**What this task involves**
Copy the data below exactly, omitting any picture it contains.

**Working data**

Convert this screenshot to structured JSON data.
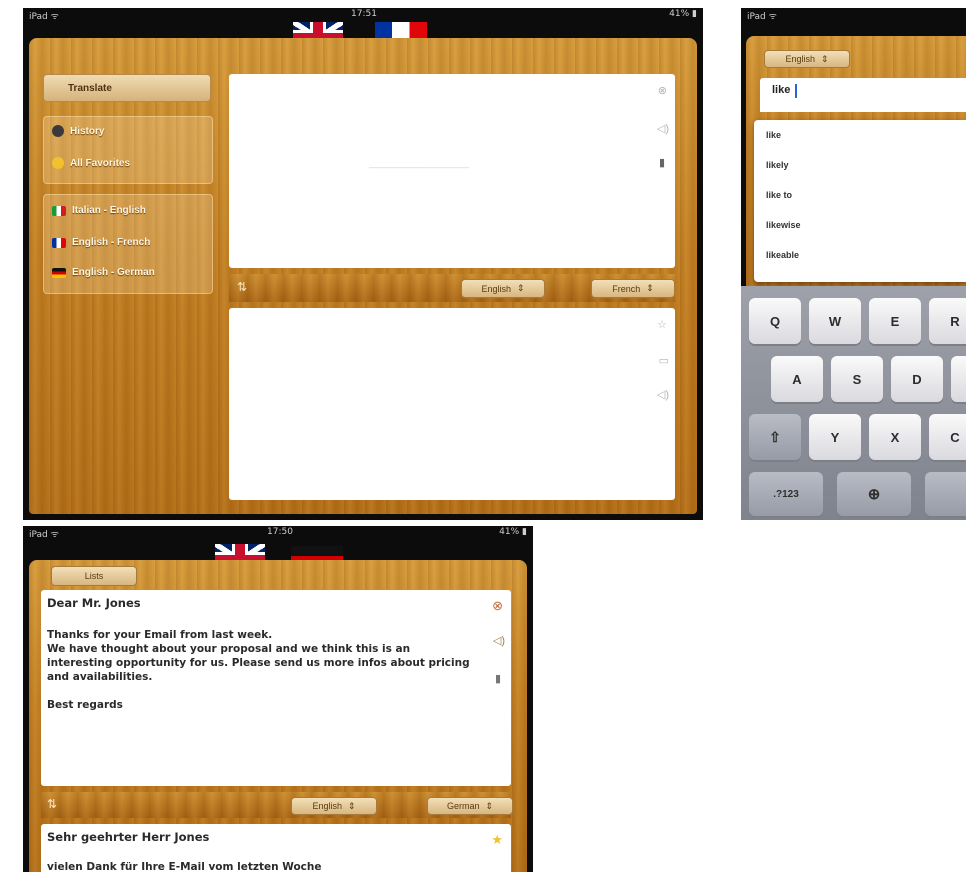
{
  "screen1": {
    "status_left": "iPad ᯤ",
    "status_time": "17:51",
    "status_right": "41% ▮",
    "translate_button": "Translate",
    "history_label": "History",
    "favorites_label": "All Favorites",
    "pairs": [
      "Italian - English",
      "English - French",
      "English - German"
    ],
    "swap_label": "⇅",
    "source_lang": "English",
    "target_lang": "French",
    "placeholder_hint": "‒‒‒‒‒‒‒‒‒‒‒‒‒‒‒‒‒‒‒‒"
  },
  "screen2": {
    "status_left": "iPad ᯤ",
    "lang_select": "English",
    "input_value": "like",
    "suggestions": [
      "like",
      "likely",
      "like to",
      "likewise",
      "likeable"
    ],
    "keys_row1": [
      "Q",
      "W",
      "E",
      "R"
    ],
    "keys_row2": [
      "A",
      "S",
      "D"
    ],
    "keys_row3": [
      "Y",
      "X",
      "C"
    ],
    "key_shift": "⇧",
    "key_numbers": ".?123",
    "key_globe": "⊕"
  },
  "screen3": {
    "status_left": "iPad ᯤ",
    "status_time": "17:50",
    "status_right": "41% ▮",
    "tab_label": "Lists",
    "source_lines": [
      "Dear Mr. Jones",
      "",
      "Thanks for your Email from last week.",
      "We have thought about your proposal and we think this is an",
      "interesting opportunity for us. Please send us more infos about pricing",
      "and availabilities.",
      "",
      "Best regards"
    ],
    "swap_label": "⇅",
    "source_lang": "English",
    "target_lang": "German",
    "output_lines": [
      "Sehr geehrter Herr Jones",
      "vielen Dank für Ihre E-Mail vom letzten Woche"
    ]
  },
  "colors": {
    "wood": "#c27f22",
    "bezel": "#0c0c0c",
    "accent_star": "#f2c12e"
  }
}
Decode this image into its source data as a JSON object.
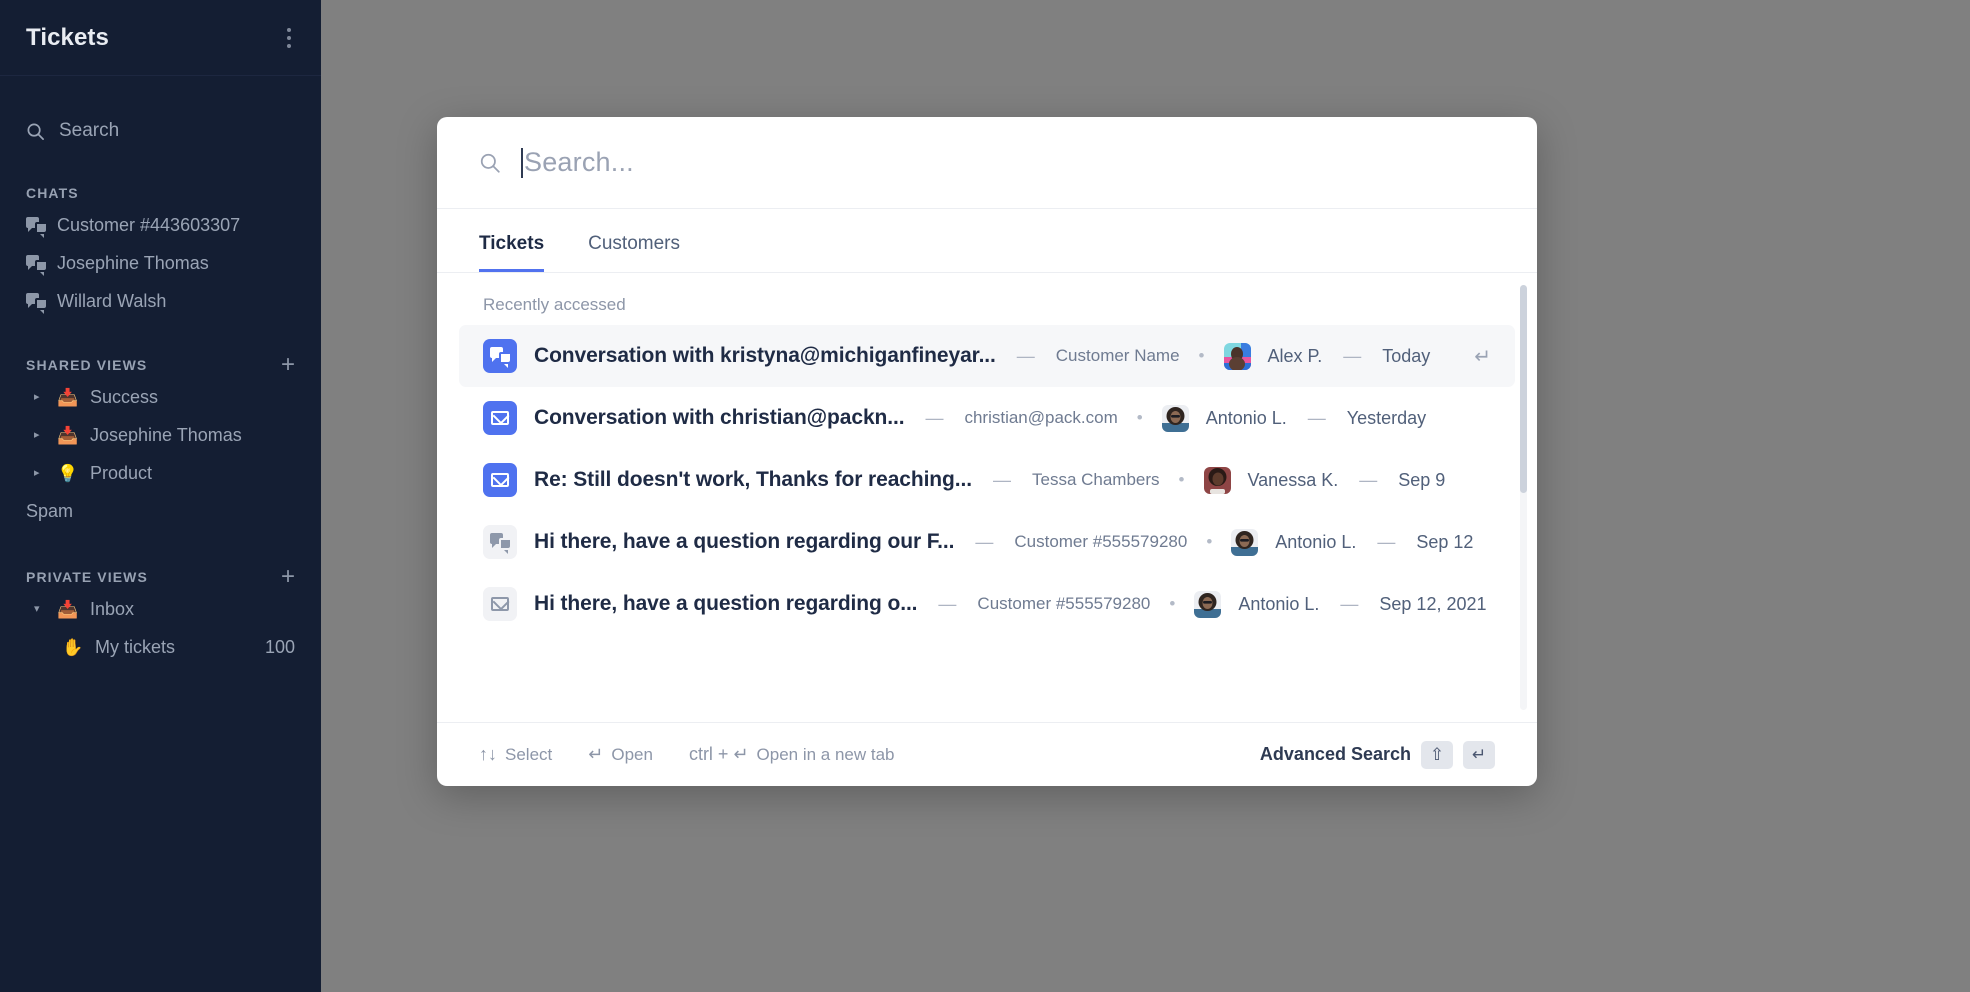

**Exercise answer**
Convert this screenshot to structured JSON data.
{
  "screen1": {
    "status_left": "iPad ᯤ",
    "status_time": "17:51",
    "status_right": "41% ▮",
    "translate_button": "Translate",
    "history_label": "History",
    "favorites_label": "All Favorites",
    "pairs": [
      "Italian - English",
      "English - French",
      "English - German"
    ],
    "swap_label": "⇅",
    "source_lang": "English",
    "target_lang": "French",
    "placeholder_hint": "‒‒‒‒‒‒‒‒‒‒‒‒‒‒‒‒‒‒‒‒"
  },
  "screen2": {
    "status_left": "iPad ᯤ",
    "lang_select": "English",
    "input_value": "like",
    "suggestions": [
      "like",
      "likely",
      "like to",
      "likewise",
      "likeable"
    ],
    "keys_row1": [
      "Q",
      "W",
      "E",
      "R"
    ],
    "keys_row2": [
      "A",
      "S",
      "D"
    ],
    "keys_row3": [
      "Y",
      "X",
      "C"
    ],
    "key_shift": "⇧",
    "key_numbers": ".?123",
    "key_globe": "⊕"
  },
  "screen3": {
    "status_left": "iPad ᯤ",
    "status_time": "17:50",
    "status_right": "41% ▮",
    "tab_label": "Lists",
    "source_lines": [
      "Dear Mr. Jones",
      "",
      "Thanks for your Email from last week.",
      "We have thought about your proposal and we think this is an",
      "interesting opportunity for us. Please send us more infos about pricing",
      "and availabilities.",
      "",
      "Best regards"
    ],
    "swap_label": "⇅",
    "source_lang": "English",
    "target_lang": "German",
    "output_lines": [
      "Sehr geehrter Herr Jones",
      "vielen Dank für Ihre E-Mail vom letzten Woche"
    ]
  },
  "colors": {
    "wood": "#c27f22",
    "bezel": "#0c0c0c",
    "accent_star": "#f2c12e"
  }
}
Decode this image into its source data as a JSON object.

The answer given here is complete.